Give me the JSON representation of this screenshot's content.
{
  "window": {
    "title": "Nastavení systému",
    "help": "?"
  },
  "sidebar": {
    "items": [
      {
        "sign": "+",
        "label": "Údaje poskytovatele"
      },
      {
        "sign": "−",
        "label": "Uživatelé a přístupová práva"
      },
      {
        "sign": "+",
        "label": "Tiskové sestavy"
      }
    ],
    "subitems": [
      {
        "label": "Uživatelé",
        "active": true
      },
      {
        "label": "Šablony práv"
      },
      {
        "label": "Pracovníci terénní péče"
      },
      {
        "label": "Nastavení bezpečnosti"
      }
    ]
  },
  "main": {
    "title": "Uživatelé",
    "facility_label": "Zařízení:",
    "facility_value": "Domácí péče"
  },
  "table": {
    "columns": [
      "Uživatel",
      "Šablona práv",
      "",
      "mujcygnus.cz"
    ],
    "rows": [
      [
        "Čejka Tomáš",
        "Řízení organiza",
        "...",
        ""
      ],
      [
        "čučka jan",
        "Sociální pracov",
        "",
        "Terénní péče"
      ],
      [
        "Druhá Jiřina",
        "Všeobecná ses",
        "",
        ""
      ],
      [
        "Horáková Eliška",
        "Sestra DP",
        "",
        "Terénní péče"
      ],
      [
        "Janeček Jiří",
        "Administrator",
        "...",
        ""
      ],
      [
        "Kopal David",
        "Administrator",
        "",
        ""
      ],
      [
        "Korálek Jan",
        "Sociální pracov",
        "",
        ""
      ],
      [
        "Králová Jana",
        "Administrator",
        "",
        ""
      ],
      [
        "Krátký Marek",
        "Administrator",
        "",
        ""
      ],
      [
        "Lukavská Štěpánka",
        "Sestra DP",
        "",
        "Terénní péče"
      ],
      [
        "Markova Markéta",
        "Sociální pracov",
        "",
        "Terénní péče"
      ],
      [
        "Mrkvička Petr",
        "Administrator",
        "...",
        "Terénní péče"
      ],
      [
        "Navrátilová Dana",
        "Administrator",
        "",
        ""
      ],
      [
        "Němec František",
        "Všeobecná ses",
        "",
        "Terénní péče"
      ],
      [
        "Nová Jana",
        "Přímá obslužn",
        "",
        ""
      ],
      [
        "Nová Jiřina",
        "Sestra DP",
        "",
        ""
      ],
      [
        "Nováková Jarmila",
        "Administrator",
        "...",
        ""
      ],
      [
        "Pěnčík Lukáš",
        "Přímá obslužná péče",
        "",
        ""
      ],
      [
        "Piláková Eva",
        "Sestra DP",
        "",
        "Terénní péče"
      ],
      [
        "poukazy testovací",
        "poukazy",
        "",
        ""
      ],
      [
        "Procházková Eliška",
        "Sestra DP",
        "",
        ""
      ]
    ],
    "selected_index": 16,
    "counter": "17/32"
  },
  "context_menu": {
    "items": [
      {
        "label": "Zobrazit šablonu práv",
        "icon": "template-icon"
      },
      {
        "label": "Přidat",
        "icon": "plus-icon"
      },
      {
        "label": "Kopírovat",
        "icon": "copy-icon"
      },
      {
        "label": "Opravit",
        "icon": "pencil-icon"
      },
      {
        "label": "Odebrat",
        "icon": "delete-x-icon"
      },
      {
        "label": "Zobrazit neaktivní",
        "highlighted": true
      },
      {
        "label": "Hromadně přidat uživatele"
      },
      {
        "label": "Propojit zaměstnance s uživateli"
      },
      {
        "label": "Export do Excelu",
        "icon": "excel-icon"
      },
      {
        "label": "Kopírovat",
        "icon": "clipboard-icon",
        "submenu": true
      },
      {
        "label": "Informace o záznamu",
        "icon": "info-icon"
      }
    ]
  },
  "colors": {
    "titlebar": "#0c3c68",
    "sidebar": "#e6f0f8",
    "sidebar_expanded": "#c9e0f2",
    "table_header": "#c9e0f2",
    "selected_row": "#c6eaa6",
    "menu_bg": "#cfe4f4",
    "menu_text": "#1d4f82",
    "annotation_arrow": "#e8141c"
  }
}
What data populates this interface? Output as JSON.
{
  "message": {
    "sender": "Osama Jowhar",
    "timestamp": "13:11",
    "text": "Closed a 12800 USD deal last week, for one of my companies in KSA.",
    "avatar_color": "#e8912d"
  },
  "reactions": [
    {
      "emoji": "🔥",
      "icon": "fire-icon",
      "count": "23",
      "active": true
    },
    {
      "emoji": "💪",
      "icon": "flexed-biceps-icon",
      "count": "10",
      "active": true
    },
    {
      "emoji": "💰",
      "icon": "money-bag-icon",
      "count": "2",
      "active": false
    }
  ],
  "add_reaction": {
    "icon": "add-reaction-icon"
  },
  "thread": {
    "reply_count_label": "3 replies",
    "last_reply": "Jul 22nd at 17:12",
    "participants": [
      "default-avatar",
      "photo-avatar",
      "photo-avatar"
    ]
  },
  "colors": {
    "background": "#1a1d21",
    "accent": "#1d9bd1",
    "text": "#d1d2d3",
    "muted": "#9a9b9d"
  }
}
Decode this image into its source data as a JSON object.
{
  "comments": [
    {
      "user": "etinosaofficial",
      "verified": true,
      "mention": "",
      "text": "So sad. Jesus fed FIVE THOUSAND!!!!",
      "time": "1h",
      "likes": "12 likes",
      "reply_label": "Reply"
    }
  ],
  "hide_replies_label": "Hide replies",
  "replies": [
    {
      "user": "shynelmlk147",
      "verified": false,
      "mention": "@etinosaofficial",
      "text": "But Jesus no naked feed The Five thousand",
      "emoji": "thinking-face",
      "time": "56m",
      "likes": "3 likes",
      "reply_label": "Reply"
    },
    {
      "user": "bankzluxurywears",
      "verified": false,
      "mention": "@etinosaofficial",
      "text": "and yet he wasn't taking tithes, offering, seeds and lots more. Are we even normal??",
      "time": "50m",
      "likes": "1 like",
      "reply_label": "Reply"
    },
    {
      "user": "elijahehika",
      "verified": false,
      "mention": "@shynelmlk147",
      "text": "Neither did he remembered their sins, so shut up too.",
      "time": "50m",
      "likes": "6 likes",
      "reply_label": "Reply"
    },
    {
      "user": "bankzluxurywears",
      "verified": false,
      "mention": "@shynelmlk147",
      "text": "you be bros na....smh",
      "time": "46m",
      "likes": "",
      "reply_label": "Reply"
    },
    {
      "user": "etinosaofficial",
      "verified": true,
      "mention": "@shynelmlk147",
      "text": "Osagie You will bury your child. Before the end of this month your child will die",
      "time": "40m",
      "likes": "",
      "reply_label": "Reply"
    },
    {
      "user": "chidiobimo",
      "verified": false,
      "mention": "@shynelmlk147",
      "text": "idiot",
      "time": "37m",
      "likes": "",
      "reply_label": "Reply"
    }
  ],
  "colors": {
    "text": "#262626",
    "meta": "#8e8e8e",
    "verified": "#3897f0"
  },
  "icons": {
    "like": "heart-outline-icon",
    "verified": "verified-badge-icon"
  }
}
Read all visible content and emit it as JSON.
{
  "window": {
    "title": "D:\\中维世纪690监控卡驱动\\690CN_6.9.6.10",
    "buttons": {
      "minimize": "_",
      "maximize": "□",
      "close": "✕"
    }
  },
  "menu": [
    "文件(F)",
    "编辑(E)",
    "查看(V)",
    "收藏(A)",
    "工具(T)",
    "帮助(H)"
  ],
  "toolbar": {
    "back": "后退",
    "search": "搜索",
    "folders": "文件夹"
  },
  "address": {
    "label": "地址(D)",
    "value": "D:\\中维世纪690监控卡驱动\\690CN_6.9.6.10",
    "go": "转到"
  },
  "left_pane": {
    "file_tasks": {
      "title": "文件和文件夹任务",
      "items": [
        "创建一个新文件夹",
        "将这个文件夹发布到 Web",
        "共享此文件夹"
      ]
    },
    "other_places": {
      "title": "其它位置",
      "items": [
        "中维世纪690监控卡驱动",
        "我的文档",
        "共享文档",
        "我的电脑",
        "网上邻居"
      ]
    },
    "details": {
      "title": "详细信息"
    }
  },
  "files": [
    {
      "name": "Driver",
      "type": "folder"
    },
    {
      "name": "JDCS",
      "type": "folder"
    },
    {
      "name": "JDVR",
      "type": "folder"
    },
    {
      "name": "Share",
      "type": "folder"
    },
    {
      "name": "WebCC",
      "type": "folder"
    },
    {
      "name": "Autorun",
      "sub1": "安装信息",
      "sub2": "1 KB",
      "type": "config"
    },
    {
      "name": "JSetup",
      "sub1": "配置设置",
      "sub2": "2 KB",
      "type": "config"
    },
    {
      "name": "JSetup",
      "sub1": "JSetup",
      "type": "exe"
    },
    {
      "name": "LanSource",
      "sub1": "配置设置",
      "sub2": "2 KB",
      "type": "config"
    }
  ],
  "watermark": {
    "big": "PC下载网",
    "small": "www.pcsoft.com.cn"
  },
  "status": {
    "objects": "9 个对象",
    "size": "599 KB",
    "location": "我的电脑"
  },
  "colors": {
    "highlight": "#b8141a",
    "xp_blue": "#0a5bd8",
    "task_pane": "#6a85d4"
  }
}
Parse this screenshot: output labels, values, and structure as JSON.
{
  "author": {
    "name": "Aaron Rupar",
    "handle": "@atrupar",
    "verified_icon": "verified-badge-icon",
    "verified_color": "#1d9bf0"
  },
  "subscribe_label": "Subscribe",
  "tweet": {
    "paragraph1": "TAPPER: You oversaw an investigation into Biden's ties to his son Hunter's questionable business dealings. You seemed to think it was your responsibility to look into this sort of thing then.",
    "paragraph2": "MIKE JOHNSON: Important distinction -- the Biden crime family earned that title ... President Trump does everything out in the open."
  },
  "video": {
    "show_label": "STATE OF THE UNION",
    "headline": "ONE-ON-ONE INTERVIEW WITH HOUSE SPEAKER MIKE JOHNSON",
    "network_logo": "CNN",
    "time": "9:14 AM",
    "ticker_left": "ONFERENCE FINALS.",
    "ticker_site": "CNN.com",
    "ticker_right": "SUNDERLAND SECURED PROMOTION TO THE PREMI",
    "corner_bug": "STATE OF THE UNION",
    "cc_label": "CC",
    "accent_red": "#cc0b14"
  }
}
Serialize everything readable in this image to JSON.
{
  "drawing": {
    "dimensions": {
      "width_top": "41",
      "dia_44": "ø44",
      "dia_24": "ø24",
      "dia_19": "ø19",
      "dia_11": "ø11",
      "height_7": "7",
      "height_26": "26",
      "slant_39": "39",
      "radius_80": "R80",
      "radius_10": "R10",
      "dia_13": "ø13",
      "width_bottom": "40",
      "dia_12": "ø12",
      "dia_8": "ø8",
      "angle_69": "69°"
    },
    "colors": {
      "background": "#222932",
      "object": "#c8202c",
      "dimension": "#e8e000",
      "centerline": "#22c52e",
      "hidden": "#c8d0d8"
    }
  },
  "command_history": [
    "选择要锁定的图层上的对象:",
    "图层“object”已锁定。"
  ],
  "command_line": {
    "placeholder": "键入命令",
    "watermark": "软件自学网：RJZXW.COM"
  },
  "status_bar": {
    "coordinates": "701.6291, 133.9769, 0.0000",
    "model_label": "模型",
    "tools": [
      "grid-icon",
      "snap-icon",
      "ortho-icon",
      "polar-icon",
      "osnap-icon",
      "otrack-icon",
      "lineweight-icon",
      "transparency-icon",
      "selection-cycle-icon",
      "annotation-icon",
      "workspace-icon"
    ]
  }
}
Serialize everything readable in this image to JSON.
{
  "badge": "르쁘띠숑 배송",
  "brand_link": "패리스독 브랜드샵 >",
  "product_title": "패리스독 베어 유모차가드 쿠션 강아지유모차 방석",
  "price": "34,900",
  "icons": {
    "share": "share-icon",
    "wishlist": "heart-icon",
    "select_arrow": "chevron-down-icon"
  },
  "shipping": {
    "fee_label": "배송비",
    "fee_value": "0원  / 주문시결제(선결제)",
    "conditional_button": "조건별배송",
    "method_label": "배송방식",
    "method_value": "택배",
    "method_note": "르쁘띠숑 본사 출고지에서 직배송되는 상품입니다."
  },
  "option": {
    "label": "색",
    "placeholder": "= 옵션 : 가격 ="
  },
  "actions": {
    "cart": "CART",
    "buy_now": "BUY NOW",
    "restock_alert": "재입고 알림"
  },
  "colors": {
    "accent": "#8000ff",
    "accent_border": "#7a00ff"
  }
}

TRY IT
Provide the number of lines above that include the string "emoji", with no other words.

RESULT OF THE EXERCISE
4